Every line below should be set down exactly as it appears.

----

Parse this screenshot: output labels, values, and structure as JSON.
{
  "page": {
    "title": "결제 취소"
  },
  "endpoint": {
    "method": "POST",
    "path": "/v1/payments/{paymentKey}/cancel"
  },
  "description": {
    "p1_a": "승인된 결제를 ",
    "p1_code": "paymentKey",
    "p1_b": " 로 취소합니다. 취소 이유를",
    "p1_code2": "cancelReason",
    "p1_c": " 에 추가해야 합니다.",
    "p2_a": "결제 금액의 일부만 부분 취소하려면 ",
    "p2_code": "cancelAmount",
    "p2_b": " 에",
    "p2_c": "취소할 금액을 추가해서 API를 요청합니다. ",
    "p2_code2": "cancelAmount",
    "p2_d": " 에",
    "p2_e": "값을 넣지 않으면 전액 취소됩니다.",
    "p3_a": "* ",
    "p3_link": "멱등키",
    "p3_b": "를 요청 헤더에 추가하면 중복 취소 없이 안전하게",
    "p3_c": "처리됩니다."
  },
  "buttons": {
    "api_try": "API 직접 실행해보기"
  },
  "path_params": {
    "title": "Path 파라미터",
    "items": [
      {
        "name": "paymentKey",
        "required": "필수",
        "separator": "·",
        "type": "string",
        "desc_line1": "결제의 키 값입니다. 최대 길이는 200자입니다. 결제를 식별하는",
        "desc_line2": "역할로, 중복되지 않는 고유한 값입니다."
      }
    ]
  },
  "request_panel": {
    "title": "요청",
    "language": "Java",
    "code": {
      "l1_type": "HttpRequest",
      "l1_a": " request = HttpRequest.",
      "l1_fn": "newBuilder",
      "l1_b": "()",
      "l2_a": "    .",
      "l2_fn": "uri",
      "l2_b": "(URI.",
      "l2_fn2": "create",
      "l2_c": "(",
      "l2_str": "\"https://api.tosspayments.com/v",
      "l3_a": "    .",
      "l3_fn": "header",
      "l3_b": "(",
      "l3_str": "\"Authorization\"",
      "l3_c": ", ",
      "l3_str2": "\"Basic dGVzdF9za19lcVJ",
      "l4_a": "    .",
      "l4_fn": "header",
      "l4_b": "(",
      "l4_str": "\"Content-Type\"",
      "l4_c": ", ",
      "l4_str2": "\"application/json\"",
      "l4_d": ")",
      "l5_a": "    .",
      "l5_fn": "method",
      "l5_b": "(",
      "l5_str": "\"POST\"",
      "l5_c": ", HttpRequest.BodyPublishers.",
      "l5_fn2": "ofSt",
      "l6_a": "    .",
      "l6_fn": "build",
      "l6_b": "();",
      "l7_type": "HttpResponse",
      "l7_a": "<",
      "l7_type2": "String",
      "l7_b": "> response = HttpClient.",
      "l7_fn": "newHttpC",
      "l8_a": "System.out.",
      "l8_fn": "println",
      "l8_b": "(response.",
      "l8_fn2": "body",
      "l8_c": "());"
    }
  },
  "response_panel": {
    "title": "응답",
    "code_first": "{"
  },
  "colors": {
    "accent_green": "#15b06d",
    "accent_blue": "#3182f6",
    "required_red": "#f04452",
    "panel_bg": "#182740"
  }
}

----

Your solution:
Parse this screenshot: output labels, values, and structure as JSON.
{
  "page": {
    "title": "결제 취소"
  },
  "endpoint": {
    "method": "POST",
    "path": "/v1/payments/{paymentKey}/cancel"
  },
  "description": {
    "p1_a": "승인된 결제를 ",
    "p1_code": "paymentKey",
    "p1_b": " 로 취소합니다. 취소 이유를",
    "p1_code2": "cancelReason",
    "p1_c": " 에 추가해야 합니다.",
    "p2_a": "결제 금액의 일부만 부분 취소하려면 ",
    "p2_code": "cancelAmount",
    "p2_b": " 에",
    "p2_c": "취소할 금액을 추가해서 API를 요청합니다. ",
    "p2_code2": "cancelAmount",
    "p2_d": " 에",
    "p2_e": "값을 넣지 않으면 전액 취소됩니다.",
    "p3_a": "* ",
    "p3_link": "멱등키",
    "p3_b": "를 요청 헤더에 추가하면 중복 취소 없이 안전하게",
    "p3_c": "처리됩니다."
  },
  "buttons": {
    "api_try": "API 직접 실행해보기"
  },
  "path_params": {
    "title": "Path 파라미터",
    "items": [
      {
        "name": "paymentKey",
        "required": "필수",
        "separator": "·",
        "type": "string",
        "desc_line1": "결제의 키 값입니다. 최대 길이는 200자입니다. 결제를 식별하는",
        "desc_line2": "역할로, 중복되지 않는 고유한 값입니다."
      }
    ]
  },
  "request_panel": {
    "title": "요청",
    "language": "Java",
    "code": {
      "l1_type": "HttpRequest",
      "l1_a": " request = HttpRequest.",
      "l1_fn": "newBuilder",
      "l1_b": "()",
      "l2_a": "    .",
      "l2_fn": "uri",
      "l2_b": "(URI.",
      "l2_fn2": "create",
      "l2_c": "(",
      "l2_str": "\"https://api.tosspayments.com/v",
      "l3_a": "    .",
      "l3_fn": "header",
      "l3_b": "(",
      "l3_str": "\"Authorization\"",
      "l3_c": ", ",
      "l3_str2": "\"Basic dGVzdF9za19lcVJ",
      "l4_a": "    .",
      "l4_fn": "header",
      "l4_b": "(",
      "l4_str": "\"Content-Type\"",
      "l4_c": ", ",
      "l4_str2": "\"application/json\"",
      "l4_d": ")",
      "l5_a": "    .",
      "l5_fn": "method",
      "l5_b": "(",
      "l5_str": "\"POST\"",
      "l5_c": ", HttpRequest.BodyPublishers.",
      "l5_fn2": "ofSt",
      "l6_a": "    .",
      "l6_fn": "build",
      "l6_b": "();",
      "l7_type": "HttpResponse",
      "l7_a": "<",
      "l7_type2": "String",
      "l7_b": "> response = HttpClient.",
      "l7_fn": "newHttpC",
      "l8_a": "System.out.",
      "l8_fn": "println",
      "l8_b": "(response.",
      "l8_fn2": "body",
      "l8_c": "());"
    }
  },
  "response_panel": {
    "title": "응답",
    "code_first": "{"
  },
  "colors": {
    "accent_green": "#15b06d",
    "accent_blue": "#3182f6",
    "required_red": "#f04452",
    "panel_bg": "#182740"
  }
}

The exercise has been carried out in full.